For more information on this roundtable discussion, you can see press coverage of the event at the links provided below.  The History and Political Science Department was happy to see some of our students featured in the reports!  

Monday, November 23, 2015

2015 G.O.L.D. Award Recipient Stephanie Foreman (Political Science, 2006)

Making a Difference 

Stephanie Foreman, 2015 Graduate of the Last Decade Award Winner 
On November 3, 2015, Stephanie Foreman (2006, Political Science) was recognized as the 2015 Daemen College Graduate of the Last Decade (G.O.L.D.) at the annual Distinguished Alumni Award Ceremony. Accepting the honor, Stephanie spoke of the lessons she derived from her experience as an undergraduate political science major at Daemen College, including making the most of every leaning opportunity.

Stephanie is a financial professional at Prudential Financial and the founding president of the Buffalo Urban League Young Professionals (BULYP). The distinguished alumni profile summarizes her many accomplishments:

Under Stephanie’s leadership, BULYP has been recognized from a number of different individuals and organizations, including the MLK Community Service Award from City of Buffalo Mayor Byron Brown, Erie County Legislature Proclamation presented by Rep. Barbara Miller-Williams and, most notably, Outstanding National Rookie Chapter of the Year at the 2014 National Urban League Conference Young Professionals Summit. Some of Stephanie’s other affiliations include Member of the Board of Directors for the Buffalo Urban League, Field Advisory Council for Prudential, Secretary for the Judges Row Block Club Association, Mentor for the Youth Entrepreneurial Program, Member of the Amherst Chamber of Commerce and Member of the group Women in Networking.
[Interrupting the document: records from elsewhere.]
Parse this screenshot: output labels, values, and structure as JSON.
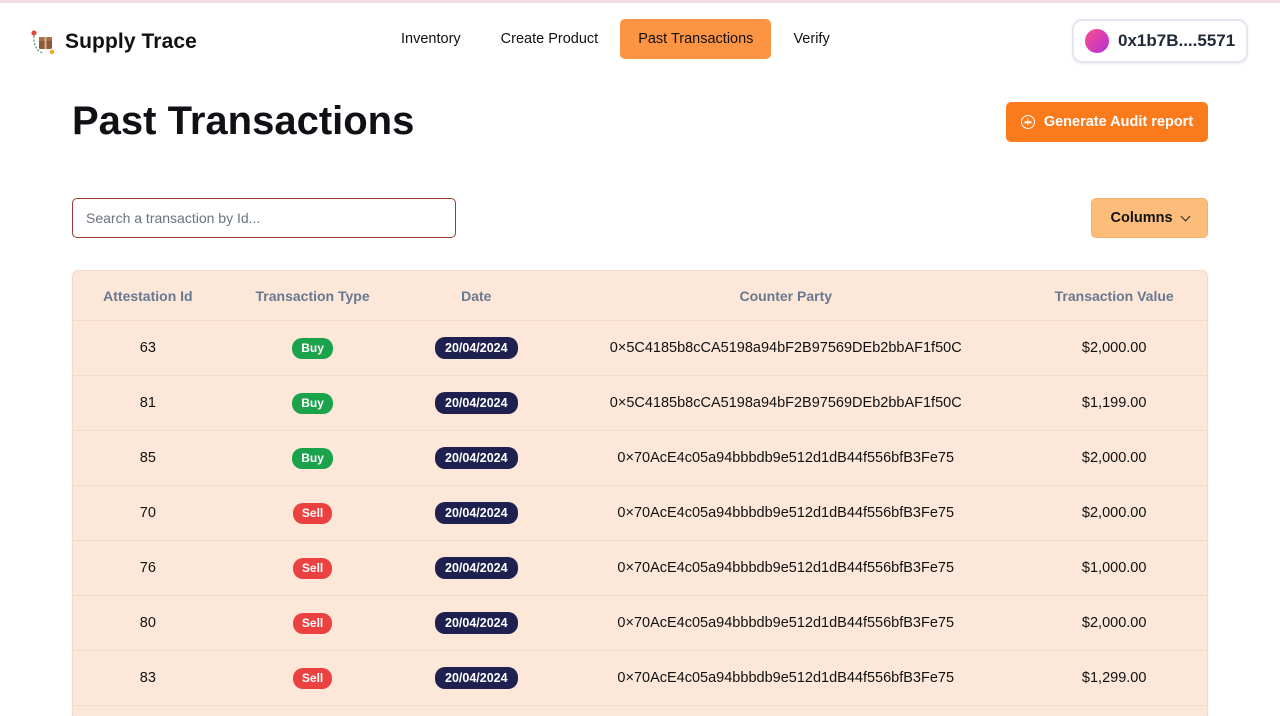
{
  "header": {
    "brand": "Supply Trace",
    "nav": [
      {
        "label": "Inventory",
        "active": false
      },
      {
        "label": "Create Product",
        "active": false
      },
      {
        "label": "Past Transactions",
        "active": true
      },
      {
        "label": "Verify",
        "active": false
      }
    ],
    "wallet_address": "0x1b7B....5571"
  },
  "page": {
    "title": "Past Transactions",
    "audit_button": "Generate Audit report",
    "search_placeholder": "Search a transaction by Id...",
    "columns_button": "Columns"
  },
  "table": {
    "headers": [
      "Attestation Id",
      "Transaction Type",
      "Date",
      "Counter Party",
      "Transaction Value"
    ],
    "rows": [
      {
        "id": "63",
        "type": "Buy",
        "date": "20/04/2024",
        "party": "0×5C4185b8cCA5198a94bF2B97569DEb2bbAF1f50C",
        "value": "$2,000.00"
      },
      {
        "id": "81",
        "type": "Buy",
        "date": "20/04/2024",
        "party": "0×5C4185b8cCA5198a94bF2B97569DEb2bbAF1f50C",
        "value": "$1,199.00"
      },
      {
        "id": "85",
        "type": "Buy",
        "date": "20/04/2024",
        "party": "0×70AcE4c05a94bbbdb9e512d1dB44f556bfB3Fe75",
        "value": "$2,000.00"
      },
      {
        "id": "70",
        "type": "Sell",
        "date": "20/04/2024",
        "party": "0×70AcE4c05a94bbbdb9e512d1dB44f556bfB3Fe75",
        "value": "$2,000.00"
      },
      {
        "id": "76",
        "type": "Sell",
        "date": "20/04/2024",
        "party": "0×70AcE4c05a94bbbdb9e512d1dB44f556bfB3Fe75",
        "value": "$1,000.00"
      },
      {
        "id": "80",
        "type": "Sell",
        "date": "20/04/2024",
        "party": "0×70AcE4c05a94bbbdb9e512d1dB44f556bfB3Fe75",
        "value": "$2,000.00"
      },
      {
        "id": "83",
        "type": "Sell",
        "date": "20/04/2024",
        "party": "0×70AcE4c05a94bbbdb9e512d1dB44f556bfB3Fe75",
        "value": "$1,299.00"
      }
    ]
  },
  "colors": {
    "accent": "#fb7b1c",
    "nav_active": "#fd9443",
    "table_bg": "#fde7d8",
    "buy": "#1aa34a",
    "sell": "#ec4141",
    "date_badge": "#1e2150"
  },
  "icons": {
    "brand": "package-route-icon",
    "audit": "plus-circle-icon",
    "columns": "chevron-down-icon",
    "wallet": "avatar-gradient"
  }
}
Stephanie has also received numerous awards and accolades for her work, including being a recipient of the CHANGEMAKERS 30 Under 30 Award in 2014, Million Dollar Roundtable for Prudential Insurance in 2011 and 2012, Life Concierge for Prudential Insurance in 2012 and 2013, Masters Council for Prudential Annuities in 2012 and 2014 and the Women Touching the World Award in 2015.
President Gary Olson and Stephanie Foreman 
Stephanie is the third graduate of the History and Political Science department to win this award in the last five years. Wayne Brown (History & Government, 2003) and McKenzie Higgins (Political Science, 2009) were honored as recipients of the G.O.L.D. award in 2010 and 2014, respectively. Wayne Brown founded a charity specializing in support and information for patients with rare diseases and is author of the book, Alone in My Universe: Struggling with a Rare Disease in an Unsympathetic World. McKenzie Higgins graduated from Western Michigan University - Thomas Cooley School of Law and is presently an Human Resources Compliance Specialist for M&T Bank in Buffalo. Both Wayne and McKenzie were on hand to congratulate Stephanie and welcome her into the community of Distinguished Alumni Award recipients.  
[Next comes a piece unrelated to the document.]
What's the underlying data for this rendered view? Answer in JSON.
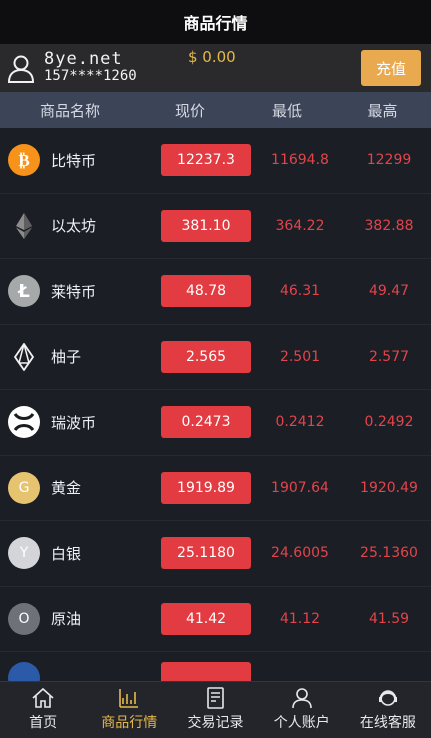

 Wayne Brown (2003), McKenzie Higgins (2009) and Stephanie Foreman (2006)
Daemen College Graduate of the Last Decade (G.O.L.D.) Winners: 2010, 2014, & 2015
What can you do with a History or Political Science Major?
Our graduates have embarked on a wide variety of successful career paths, including graduate study in international relations, law, law enforcement, and public service. Their collective success demonstrates the value of the History and Political Science degrees and a broad-based, liberal arts education. Our majors are making a crucial difference in their community and the world as models and agents for positive change. 
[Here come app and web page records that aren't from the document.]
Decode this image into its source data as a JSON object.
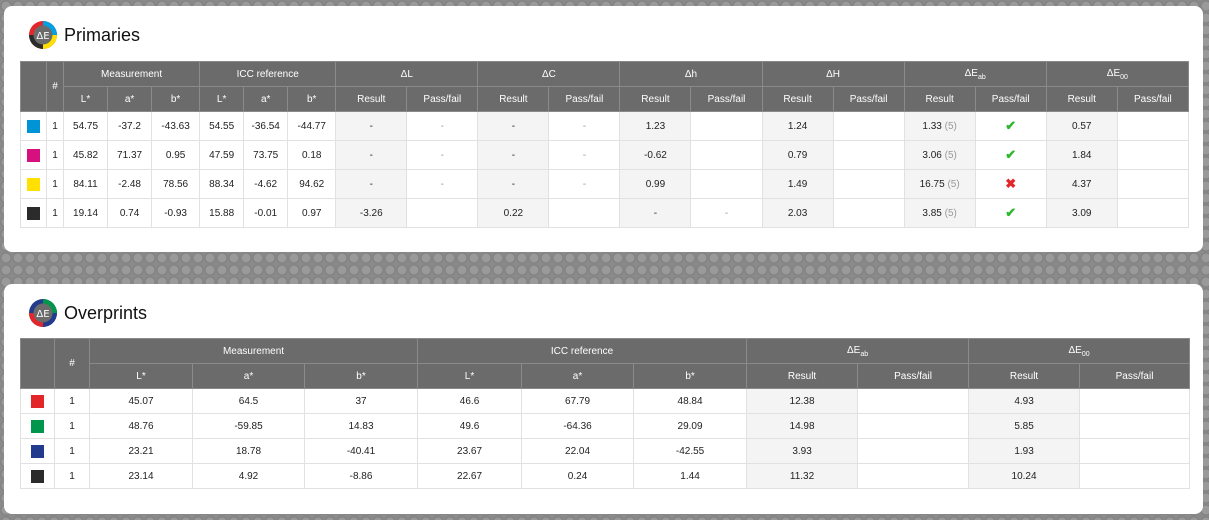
{
  "colors": {
    "header_bg": "#6b6b6b",
    "pass": "#2db82d",
    "fail": "#e3262a"
  },
  "primaries": {
    "title": "Primaries",
    "logo": "ΔE",
    "headers": {
      "num": "#",
      "measurement": "Measurement",
      "icc": "ICC reference",
      "dL": "ΔL",
      "dC": "ΔC",
      "dh": "Δh",
      "dH": "ΔH",
      "dEab": "ΔE",
      "dEab_sub": "ab",
      "dE00": "ΔE",
      "dE00_sub": "00",
      "L": "L*",
      "a": "a*",
      "b": "b*",
      "result": "Result",
      "passfail": "Pass/fail"
    },
    "rows": [
      {
        "swatch": "#0093d5",
        "n": "1",
        "mL": "54.75",
        "ma": "-37.2",
        "mb": "-43.63",
        "rL": "54.55",
        "ra": "-36.54",
        "rb": "-44.77",
        "dL": "-",
        "dLpf": "-",
        "dC": "-",
        "dCpf": "-",
        "dh": "1.23",
        "dhpf": "",
        "dH": "1.24",
        "dHpf": "",
        "dEab": "1.33",
        "dEab_tol": "(5)",
        "dEab_pf": "pass",
        "dE00": "0.57",
        "dE00pf": ""
      },
      {
        "swatch": "#d6117f",
        "n": "1",
        "mL": "45.82",
        "ma": "71.37",
        "mb": "0.95",
        "rL": "47.59",
        "ra": "73.75",
        "rb": "0.18",
        "dL": "-",
        "dLpf": "-",
        "dC": "-",
        "dCpf": "-",
        "dh": "-0.62",
        "dhpf": "",
        "dH": "0.79",
        "dHpf": "",
        "dEab": "3.06",
        "dEab_tol": "(5)",
        "dEab_pf": "pass",
        "dE00": "1.84",
        "dE00pf": ""
      },
      {
        "swatch": "#ffe000",
        "n": "1",
        "mL": "84.11",
        "ma": "-2.48",
        "mb": "78.56",
        "rL": "88.34",
        "ra": "-4.62",
        "rb": "94.62",
        "dL": "-",
        "dLpf": "-",
        "dC": "-",
        "dCpf": "-",
        "dh": "0.99",
        "dhpf": "",
        "dH": "1.49",
        "dHpf": "",
        "dEab": "16.75",
        "dEab_tol": "(5)",
        "dEab_pf": "fail",
        "dE00": "4.37",
        "dE00pf": ""
      },
      {
        "swatch": "#2b2b2b",
        "n": "1",
        "mL": "19.14",
        "ma": "0.74",
        "mb": "-0.93",
        "rL": "15.88",
        "ra": "-0.01",
        "rb": "0.97",
        "dL": "-3.26",
        "dLpf": "",
        "dC": "0.22",
        "dCpf": "",
        "dh": "-",
        "dhpf": "-",
        "dH": "2.03",
        "dHpf": "",
        "dEab": "3.85",
        "dEab_tol": "(5)",
        "dEab_pf": "pass",
        "dE00": "3.09",
        "dE00pf": ""
      }
    ]
  },
  "overprints": {
    "title": "Overprints",
    "logo": "ΔE",
    "headers": {
      "num": "#",
      "measurement": "Measurement",
      "icc": "ICC reference",
      "dEab": "ΔE",
      "dEab_sub": "ab",
      "dE00": "ΔE",
      "dE00_sub": "00",
      "L": "L*",
      "a": "a*",
      "b": "b*",
      "result": "Result",
      "passfail": "Pass/fail"
    },
    "rows": [
      {
        "swatch": "#e3262a",
        "n": "1",
        "mL": "45.07",
        "ma": "64.5",
        "mb": "37",
        "rL": "46.6",
        "ra": "67.79",
        "rb": "48.84",
        "dEab": "12.38",
        "dEab_pf": "",
        "dE00": "4.93",
        "dE00pf": ""
      },
      {
        "swatch": "#00964b",
        "n": "1",
        "mL": "48.76",
        "ma": "-59.85",
        "mb": "14.83",
        "rL": "49.6",
        "ra": "-64.36",
        "rb": "29.09",
        "dEab": "14.98",
        "dEab_pf": "",
        "dE00": "5.85",
        "dE00pf": ""
      },
      {
        "swatch": "#233b8c",
        "n": "1",
        "mL": "23.21",
        "ma": "18.78",
        "mb": "-40.41",
        "rL": "23.67",
        "ra": "22.04",
        "rb": "-42.55",
        "dEab": "3.93",
        "dEab_pf": "",
        "dE00": "1.93",
        "dE00pf": ""
      },
      {
        "swatch": "#2b2b2b",
        "n": "1",
        "mL": "23.14",
        "ma": "4.92",
        "mb": "-8.86",
        "rL": "22.67",
        "ra": "0.24",
        "rb": "1.44",
        "dEab": "11.32",
        "dEab_pf": "",
        "dE00": "10.24",
        "dE00pf": ""
      }
    ]
  }
}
Thursday, October 29, 2015

Russia's War on Terror

The faculty of the History and Political Science Department invite you to attend a Roundtable Discussion focused on Russia's War on Terror.  

Monday, October 19, 2015

Milestone reached!

Daemen College's History & Political Science Department Blog celebrates...

20,000 page views!